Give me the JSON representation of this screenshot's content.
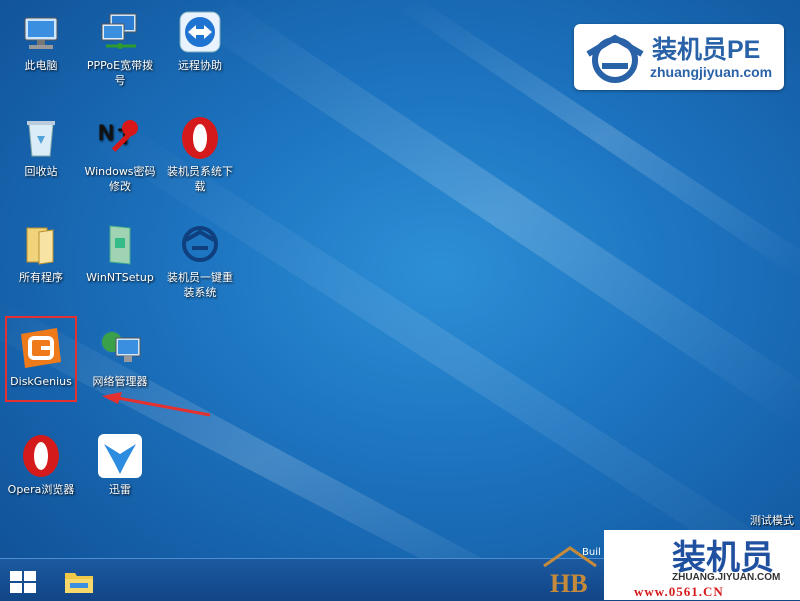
{
  "desktop": {
    "icons": [
      {
        "id": "this-pc",
        "label": "此电脑"
      },
      {
        "id": "pppoe",
        "label": "PPPoE宽带拨号"
      },
      {
        "id": "remote-assist",
        "label": "远程协助"
      },
      {
        "id": "recycle-bin",
        "label": "回收站"
      },
      {
        "id": "windows-password",
        "label": "Windows密码修改"
      },
      {
        "id": "zhuangjiyuan-download",
        "label": "装机员系统下载"
      },
      {
        "id": "all-programs",
        "label": "所有程序"
      },
      {
        "id": "winntsetup",
        "label": "WinNTSetup"
      },
      {
        "id": "one-click-reinstall",
        "label": "装机员一键重装系统"
      },
      {
        "id": "diskgenius",
        "label": "DiskGenius"
      },
      {
        "id": "network-manager",
        "label": "网络管理器"
      },
      {
        "id": "opera-browser",
        "label": "Opera浏览器"
      },
      {
        "id": "xunlei",
        "label": "迅雷"
      }
    ]
  },
  "logo": {
    "title": "装机员PE",
    "url": "zhuangjiyuan.com"
  },
  "status": {
    "test_mode": "测试模式"
  },
  "watermark": {
    "build": "Buil",
    "line1": "装机员",
    "line2": "ZHUANG.JIYUAN.COM",
    "line3": "www.0561.CN"
  },
  "colors": {
    "desktop": "#1d74c0",
    "taskbar": "#114586",
    "highlight": "#e53030",
    "logo_blue": "#2a62a8"
  }
}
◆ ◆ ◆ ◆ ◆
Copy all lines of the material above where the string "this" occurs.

Solved exercise ::
Give me the JSON representation of this screenshot's content.
        "id": "this-pc",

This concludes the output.